I was still a student pilot at the time, and only my instructor and myself were on board. While I was doing a random session of instrument training, I had my blinder down. For those of you wondering, this literally means I cannot see out the windows and can only see down to my instrument panel. My instructor is giving me instructions, and I am to only rely on the instruments—which also means that he was my only eyes. So if, for any reason, he saw something he didn’t like, he’d say, “MY PLANE” and take control. Well, we’re flying along, and he’s having me perform various maneuvers with the blinders down, to teach me about trusting instruments. At one point, my blinder goggles slip down my nose a smidge, and I catch a quick glance out the side window. About 40 feet off of my wing was a skydiver with parachute open. I immediately whip my goggles off and scream, “Skydivers!” and my instructor had no idea. He was my only eyes during my maneuvers, and he had me fly right into the path of skydivers without knowing it. (There was a small grass strip nearby that sometimes had skydiving flights in the late summer.) Thankfully, he quickly yanked the yoke and flew us out of the immediate area, but it still scared me. Needless to say, he was mortified afterward and kept telling me it “was an accident and he seriously didn’t see them.” I very well could have killed someone without even knowing it. Gives me the shudders every time I think about it. —Reddit user lakewoodhiker
“I lost power in all three generators and the emergency generator”
Pilot of an Airbus 320 here. Flying into a high elevation port in Asia, 23,000 feet on descent, I had a total loss of electrical power. All screens went dark including standby instruments and emergency lighting. To put this into perspective, Airbus designed this aircraft with three electrical generators in addition to power supplied by batteries and the emergency generator. It is designed to never be without electrical power even if both the engines failed, you ran completely out of fuel, and the auxiliary power unit is inoperative. It’s a scenario that pilots don’t even train for because it’s never supposed to happen.

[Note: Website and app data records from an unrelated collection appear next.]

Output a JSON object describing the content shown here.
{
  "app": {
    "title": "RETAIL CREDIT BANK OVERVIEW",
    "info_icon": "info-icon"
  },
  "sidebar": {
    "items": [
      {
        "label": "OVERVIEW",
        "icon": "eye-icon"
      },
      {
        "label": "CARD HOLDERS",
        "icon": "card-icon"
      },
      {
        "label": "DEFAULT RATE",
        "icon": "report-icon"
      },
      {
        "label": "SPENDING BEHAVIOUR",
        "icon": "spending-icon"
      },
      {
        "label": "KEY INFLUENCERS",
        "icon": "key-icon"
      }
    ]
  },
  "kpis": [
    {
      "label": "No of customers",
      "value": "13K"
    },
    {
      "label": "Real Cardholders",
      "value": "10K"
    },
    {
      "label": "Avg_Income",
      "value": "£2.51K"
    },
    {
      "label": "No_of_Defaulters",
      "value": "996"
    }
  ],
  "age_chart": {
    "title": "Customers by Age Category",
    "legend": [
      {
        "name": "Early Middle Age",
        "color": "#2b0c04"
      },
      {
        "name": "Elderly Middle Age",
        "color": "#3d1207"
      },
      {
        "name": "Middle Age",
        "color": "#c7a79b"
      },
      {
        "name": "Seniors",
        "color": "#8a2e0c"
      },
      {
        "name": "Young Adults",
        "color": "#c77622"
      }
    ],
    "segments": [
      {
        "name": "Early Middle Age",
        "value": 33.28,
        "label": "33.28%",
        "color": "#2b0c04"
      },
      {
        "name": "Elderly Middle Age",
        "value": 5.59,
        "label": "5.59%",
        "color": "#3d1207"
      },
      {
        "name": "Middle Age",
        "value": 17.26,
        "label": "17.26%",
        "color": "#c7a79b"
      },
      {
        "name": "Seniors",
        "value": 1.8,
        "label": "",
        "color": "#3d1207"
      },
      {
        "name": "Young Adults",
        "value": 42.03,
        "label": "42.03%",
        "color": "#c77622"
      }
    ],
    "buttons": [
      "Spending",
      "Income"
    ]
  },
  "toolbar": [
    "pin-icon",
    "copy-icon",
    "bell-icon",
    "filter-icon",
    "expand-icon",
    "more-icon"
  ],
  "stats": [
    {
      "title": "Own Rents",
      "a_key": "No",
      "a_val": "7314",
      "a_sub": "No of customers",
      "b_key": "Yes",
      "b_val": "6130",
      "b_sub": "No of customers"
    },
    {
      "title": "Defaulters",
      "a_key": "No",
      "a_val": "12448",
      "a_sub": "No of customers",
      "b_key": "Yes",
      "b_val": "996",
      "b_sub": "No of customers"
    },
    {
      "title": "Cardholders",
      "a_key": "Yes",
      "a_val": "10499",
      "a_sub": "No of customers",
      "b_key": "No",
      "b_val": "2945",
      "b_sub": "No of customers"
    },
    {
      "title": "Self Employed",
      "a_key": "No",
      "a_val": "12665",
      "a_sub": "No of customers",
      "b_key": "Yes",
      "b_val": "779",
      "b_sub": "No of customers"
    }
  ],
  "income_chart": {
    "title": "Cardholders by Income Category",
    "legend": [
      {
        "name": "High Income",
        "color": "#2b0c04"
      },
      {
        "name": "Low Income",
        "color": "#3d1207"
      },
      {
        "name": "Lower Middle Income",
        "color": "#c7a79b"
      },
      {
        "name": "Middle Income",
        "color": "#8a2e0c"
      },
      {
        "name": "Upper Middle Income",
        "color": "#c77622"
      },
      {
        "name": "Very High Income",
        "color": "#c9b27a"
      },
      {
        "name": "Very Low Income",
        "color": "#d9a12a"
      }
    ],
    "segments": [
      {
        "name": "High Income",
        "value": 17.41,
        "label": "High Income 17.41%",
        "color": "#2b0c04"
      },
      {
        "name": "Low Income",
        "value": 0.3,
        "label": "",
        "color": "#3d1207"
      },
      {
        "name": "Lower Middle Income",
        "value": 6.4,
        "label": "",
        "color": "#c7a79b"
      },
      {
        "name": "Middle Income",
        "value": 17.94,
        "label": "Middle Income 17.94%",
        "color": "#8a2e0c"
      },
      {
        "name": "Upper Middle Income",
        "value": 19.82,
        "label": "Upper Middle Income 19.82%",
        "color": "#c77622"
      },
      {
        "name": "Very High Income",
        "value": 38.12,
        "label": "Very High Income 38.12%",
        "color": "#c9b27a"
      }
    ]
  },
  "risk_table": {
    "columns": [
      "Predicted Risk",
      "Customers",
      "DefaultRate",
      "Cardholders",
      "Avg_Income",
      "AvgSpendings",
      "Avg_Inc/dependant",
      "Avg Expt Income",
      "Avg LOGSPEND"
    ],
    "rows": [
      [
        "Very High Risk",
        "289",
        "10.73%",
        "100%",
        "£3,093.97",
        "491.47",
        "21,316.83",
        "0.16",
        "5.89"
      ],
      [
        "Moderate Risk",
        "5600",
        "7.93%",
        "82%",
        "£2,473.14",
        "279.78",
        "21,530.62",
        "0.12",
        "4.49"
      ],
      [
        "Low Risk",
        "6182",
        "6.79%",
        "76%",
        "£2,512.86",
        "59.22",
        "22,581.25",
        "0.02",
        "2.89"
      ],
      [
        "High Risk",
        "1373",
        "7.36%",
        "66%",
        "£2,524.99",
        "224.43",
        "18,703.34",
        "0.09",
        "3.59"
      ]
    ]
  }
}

After a partial recovery of our screens, it was followed by 12 consecutive warnings associated with different onboard systems. We landed safely. Passengers didn’t notice a thing apart from the lights temporarily going out in the cabin. The car analogy would be you driving at 100 km/hr on a highway and suddenly all your windows are covered up, you lose your speedometer and all electrical systems, and there’s no response from the brake or accelerator. But you can still feel the car going. —Reddit user zscn
“I spent three hours dodging lightning”
I was flying from Boston to Columbus, Ohio, and in between us was a huge line of thunderstorms. In events like that, Air Traffic Control (ATC) will, in short, let you draw your own flight path to dodge the intense weather cells. The plane has weather radar in the nose and gives us a visual map of red “spots” to avoid. The flight was three hours long, and the Captain and I were spending every second of that time flying up, down, left, and right, dodging lightning and turbulence. Sweat was pouring down my face as I was using my best judgment on which direction to fly. We must have done a good job because the flight attendant called up to the flight deck to say all the passengers were sound asleep! —Reddit user purcerh. Find out what’s really happening during midair turbulence.
“My co-pilot almost committed suicide mid-flight”
My dad is a pilot. For years, he worked with a first officer known as the crazy guy in the company. He was creepy and often talking nonsense to himself. One day, the guy seemed increasingly agitated whilst flying with Dad. My dad felt scared that the pilot would attempt to dive the plane into the ground. When the guy snapped out of it, he whispered, “Not today…think happy thoughts…not today…” Rest assured, the pilot no longer has his license. —Reddit user wolfiegirl88